                        and Wildlife Service, used with permission.
Figure.

b. Population declines of the monarch butterfly (Danaus plexippus) led to a range of conservation efforts. One effort involves using a habitat quantification tool to assess habitat suitability for the species. Photograph by Grayson Smith, U.S. Fish and Wildlife Service, used with permission.

Trees and grass growing out of shallow water in the wetland. Photograph by Ryan Hagerty,
                        U.S. Fish and Wildlife Service, used with permission.
Figure.

c. Wetlands, similar to streams, are a common focus of habitat quantification tools. Such tools are typically designed to estimate wetland quality before or following adverse effects or restoration efforts. Photograph by Ryan Hagerty, U.S. Fish and Wildlife Service, used with permission.

A brown bog turtle sits in the tall, green grass and looks around. Photograph by Garry
                        Pebbles, U.S. Fish and Wildlife Service, used with permission.
Figure.

d. The bog turtle (Glyptemys muhlenbergii) is the smallest turtle in the United States. The species depends on spring fed wetlands and has been listed as federally threatened by the U.S. Fish and Wildlife Service since 1997. Efforts to conserve the species include the use of quantification tools for assessing habitat quality. Photograph by Garry Pebbles, U.S. Fish and Wildlife Service, used with permission.

References Cited

Chiavacci, S.J., and Pindilli, E.J., 2020, Trends in biodiversity and habitat quantification tools used for market-based conservation in the United States: Conservation Biology, v. 34, no. 1, p. 125–136. [Also available at https://doi.org/10.1111/cobi.13349].

Chiavacci, S.J., French, E.D., and Morgan, J.A., 2022, Database of biodiversity, habitat, and aquatic resource quantification tools used for market-based conservation in the United States (ver. 2.0, June 2022): U.S. Geological Survey data release, https://doi.org/10.5066/F79G5M3X.

For additional information, contact:

Scott J. Chiavacci, Ph.D., Ecologist

U.S. Geological Survey

Science and Decisions Center

12201 Sunrise Valley Drive

Reston, VA 20192

703-648-4063

schiavacci@usgs.gov

Disclaimers

Any use of trade, firm, or product names is for descriptive purposes only and does not imply endorsement by the U.S. Government.

Although this information product, for the most part, is in the public domain, it also may contain copyrighted materials as noted in the text.
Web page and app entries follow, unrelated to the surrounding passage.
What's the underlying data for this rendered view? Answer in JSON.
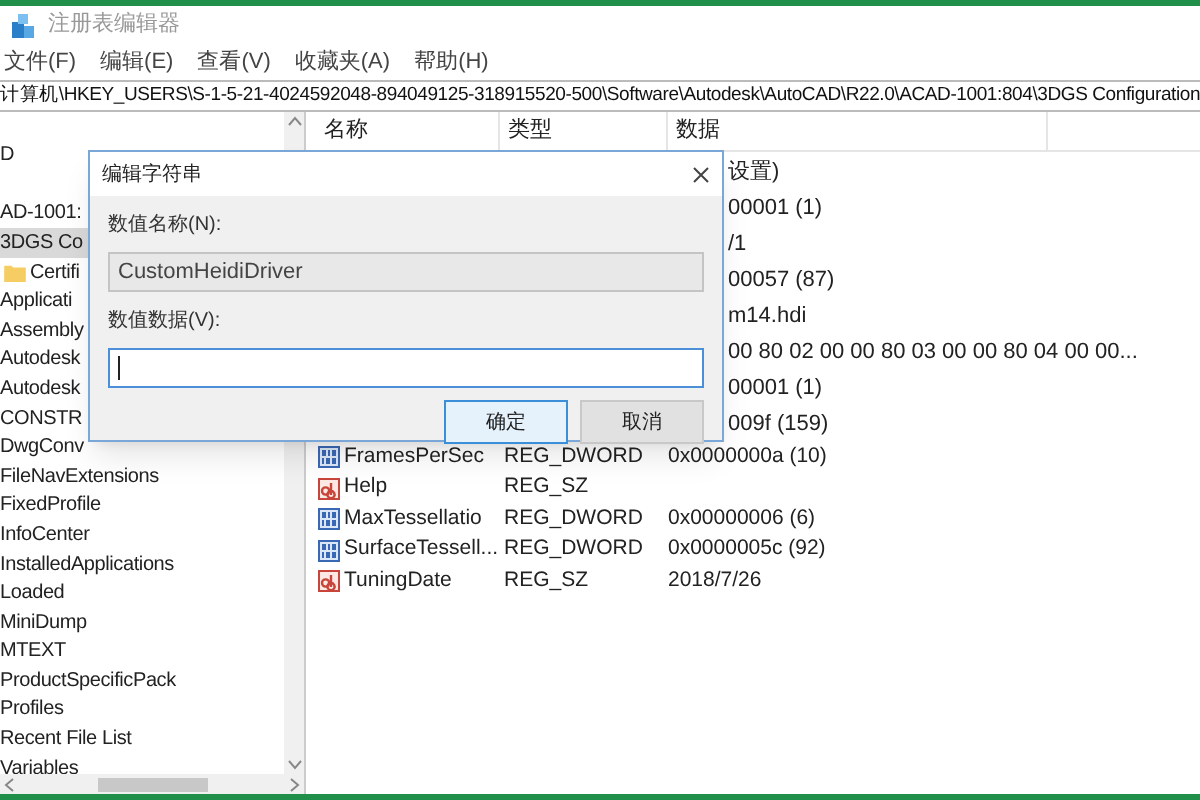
{
  "window": {
    "title": "注册表编辑器"
  },
  "menu": [
    "文件(F)",
    "编辑(E)",
    "查看(V)",
    "收藏夹(A)",
    "帮助(H)"
  ],
  "address": "计算机\\HKEY_USERS\\S-1-5-21-4024592048-894049125-318915520-500\\Software\\Autodesk\\AutoCAD\\R22.0\\ACAD-1001:804\\3DGS Configuration",
  "tree": [
    {
      "label": "D",
      "selected": false,
      "kind": "key"
    },
    {
      "label": "AD-1001:",
      "selected": false,
      "kind": "key"
    },
    {
      "label": "3DGS Co",
      "selected": true,
      "kind": "key"
    },
    {
      "label": "Certifi",
      "selected": false,
      "kind": "folder"
    },
    {
      "label": "Applicati",
      "selected": false,
      "kind": "key"
    },
    {
      "label": "Assembly",
      "selected": false,
      "kind": "key"
    },
    {
      "label": "Autodesk",
      "selected": false,
      "kind": "key"
    },
    {
      "label": "Autodesk",
      "selected": false,
      "kind": "key"
    },
    {
      "label": "CONSTR",
      "selected": false,
      "kind": "key"
    },
    {
      "label": "DwgConv",
      "selected": false,
      "kind": "key"
    },
    {
      "label": "FileNavExtensions",
      "selected": false,
      "kind": "key"
    },
    {
      "label": "FixedProfile",
      "selected": false,
      "kind": "key"
    },
    {
      "label": "InfoCenter",
      "selected": false,
      "kind": "key"
    },
    {
      "label": "InstalledApplications",
      "selected": false,
      "kind": "key"
    },
    {
      "label": "Loaded",
      "selected": false,
      "kind": "key"
    },
    {
      "label": "MiniDump",
      "selected": false,
      "kind": "key"
    },
    {
      "label": "MTEXT",
      "selected": false,
      "kind": "key"
    },
    {
      "label": "ProductSpecificPack",
      "selected": false,
      "kind": "key"
    },
    {
      "label": "Profiles",
      "selected": false,
      "kind": "key"
    },
    {
      "label": "Recent File List",
      "selected": false,
      "kind": "key"
    },
    {
      "label": "Variables",
      "selected": false,
      "kind": "key"
    }
  ],
  "list": {
    "columns": [
      "名称",
      "类型",
      "数据"
    ],
    "rows": [
      {
        "kind": "covered",
        "data": "设置)"
      },
      {
        "kind": "covered",
        "data": "00001 (1)"
      },
      {
        "kind": "covered",
        "data": "/1"
      },
      {
        "kind": "covered",
        "data": "00057 (87)"
      },
      {
        "kind": "covered",
        "data": "m14.hdi"
      },
      {
        "kind": "covered",
        "data": "00 80 02 00 00 80 03 00 00 80 04 00 00..."
      },
      {
        "kind": "covered",
        "data": "00001 (1)"
      },
      {
        "kind": "covered",
        "data": "009f (159)"
      },
      {
        "kind": "dword",
        "name": "FramesPerSec",
        "type": "REG_DWORD",
        "data": "0x0000000a (10)"
      },
      {
        "kind": "string",
        "name": "Help",
        "type": "REG_SZ"
      },
      {
        "kind": "dword",
        "name": "MaxTessellatio",
        "type": "REG_DWORD",
        "data": "0x00000006 (6)"
      },
      {
        "kind": "dword",
        "name": "SurfaceTessell...",
        "type": "REG_DWORD",
        "data": "0x0000005c (92)"
      },
      {
        "kind": "string",
        "name": "TuningDate",
        "type": "REG_SZ",
        "data": "2018/7/26"
      }
    ]
  },
  "dialog": {
    "title": "编辑字符串",
    "name_label": "数值名称(N):",
    "name_value": "CustomHeidiDriver",
    "data_label": "数值数据(V):",
    "buttons": [
      {
        "label": "确定",
        "focused": true
      },
      {
        "label": "取消",
        "focused": false
      }
    ]
  }
}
Permission to reproduce copyrighted items must be secured from the copyright owner.

Suggested Citation

Chiavacci, S.J., French, E.D., and Morgan, J.A., 2022, Database of biodiversity, habitat, and aquatic-resource quantification tools used in market-based conservation — 2022 update: U.S. Geological Survey Fact Sheet 2022–3068, 2 p., https://doi.org/10.3133/fs20223068.

ISSN: 2327-6932 (online)

Publication type Report
Publication Subtype USGS Numbered Series
Title Database of biodiversity, habitat, and aquatic-resource quantification tools used in market-based conservation — 2022 update
Series title Fact Sheet
Series number 2022-3068
DOI 10.3133/fs20223068
Year Published 2022
Language English
Publisher U.S. Geological Survey
Publisher location Reston, VA
Contributing office(s) Science and Decisions Center
Description 2 p.
Online Only (Y/N) Y
Additional Online Files (Y/N) N
Google Analytic Metrics Metrics page
Additional publication details